Ecologists who work in different types of ecosystems and study various processes can make an important contribution to science education by making short documentaries (three to five minutes) focused on a particular topic. You may be doing research in an alpine forest, a grassland, or a coral reef. Or, you may teach a field course in a tropical rainforest or a desert. By shooting some footage and putting it together with a brief explanation, you can provide a unique insight into that ecosystem. If you get into the habit of creating short videos during such excursions, you will eventually build up a library of footage to augment class lectures. Students who take field courses or who are conducting field research can also produce informative videos in which they share their experiences and insights with other students or the general public.

I recently visited a unique ecosystem in southern Japan and decided to make a short video about it. I spent about two hours at the site shooting footage with my iPhone (attached to a monopod). I would have spent that much time anyway taking photos and just exploring the site. I additionally spent about five hours over the subsequent three days editing the clips (with iMovie) and incorporating information from the literature. Whenever I had a few minutes during my travels (waiting for a plane or bus), I trimmed the footage or searched the internet for information to include in the video. I did most of the initial editing on my iPhone, but finished the video on my computer using the desktop version of iMovie.

The resultant 4.5-minute video would be suitable to show in a lecture about climate controls on plant distributions or a more specialized lecture about mangrove ecosystems.

Now, some of you may be hesitant to make such a video, thinking that it will take a lot of time or will never be as good as professional science documentaries. Well, your videos don’t have to be of BBC quality to be effective. Also, you don’t need fancy equipment or a film studio to produce an informative and high-quality video. I used an iPhone 6 to film this video, which was rendered in high definition (1080p). As I’ve mentioned in previous posts, the iPhone is easy to use to capture video, especially if you know a few basics. Movie-editing is also quite easy with applications such as iMovie. Video-sharing sites allow creators to easily upload their videos online where they are readily shared with others.

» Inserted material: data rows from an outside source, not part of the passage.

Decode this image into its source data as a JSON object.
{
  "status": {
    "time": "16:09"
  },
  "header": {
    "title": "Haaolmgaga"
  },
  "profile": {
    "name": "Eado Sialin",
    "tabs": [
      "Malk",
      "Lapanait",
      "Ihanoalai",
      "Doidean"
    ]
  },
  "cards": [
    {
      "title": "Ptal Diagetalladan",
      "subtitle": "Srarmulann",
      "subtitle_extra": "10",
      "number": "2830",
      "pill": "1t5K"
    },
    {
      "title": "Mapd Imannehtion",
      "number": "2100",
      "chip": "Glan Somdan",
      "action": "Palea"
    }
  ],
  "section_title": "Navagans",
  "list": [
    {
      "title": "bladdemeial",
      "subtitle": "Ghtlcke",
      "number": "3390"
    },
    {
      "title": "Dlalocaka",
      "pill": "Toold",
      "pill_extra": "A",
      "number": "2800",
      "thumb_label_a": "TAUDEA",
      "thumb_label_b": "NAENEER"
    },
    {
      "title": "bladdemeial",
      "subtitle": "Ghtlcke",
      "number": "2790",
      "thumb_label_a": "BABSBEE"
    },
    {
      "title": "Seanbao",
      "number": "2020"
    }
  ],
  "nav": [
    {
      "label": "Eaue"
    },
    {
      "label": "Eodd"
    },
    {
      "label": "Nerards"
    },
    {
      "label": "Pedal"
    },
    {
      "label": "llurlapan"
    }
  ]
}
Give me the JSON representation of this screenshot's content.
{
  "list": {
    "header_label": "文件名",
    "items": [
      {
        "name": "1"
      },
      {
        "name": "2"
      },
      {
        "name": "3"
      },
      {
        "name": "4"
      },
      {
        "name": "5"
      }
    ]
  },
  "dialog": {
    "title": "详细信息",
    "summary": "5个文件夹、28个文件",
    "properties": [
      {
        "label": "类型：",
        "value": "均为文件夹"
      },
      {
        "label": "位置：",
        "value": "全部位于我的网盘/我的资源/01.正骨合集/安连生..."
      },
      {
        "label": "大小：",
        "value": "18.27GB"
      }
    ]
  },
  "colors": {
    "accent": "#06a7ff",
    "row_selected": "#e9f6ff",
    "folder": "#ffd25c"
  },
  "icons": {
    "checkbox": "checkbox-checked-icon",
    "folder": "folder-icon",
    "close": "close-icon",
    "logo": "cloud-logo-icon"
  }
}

The main point here is that with a little effort, I was able to create a mini-documentary about a topic of interest to students and researchers studying mangrove forests. Students may read about the distributional limits of mangroves, but text descriptions are dry and often not very interesting. A video, on the other hand, takes the viewer across oceans to a remote site they will likely never have the opportunity to visit and creates a memorable example of mangroves growing near their northernmost limit. The video is also understandable by non-specialists who might travel to southern Japan and want more information about unique coastal vegetation found there.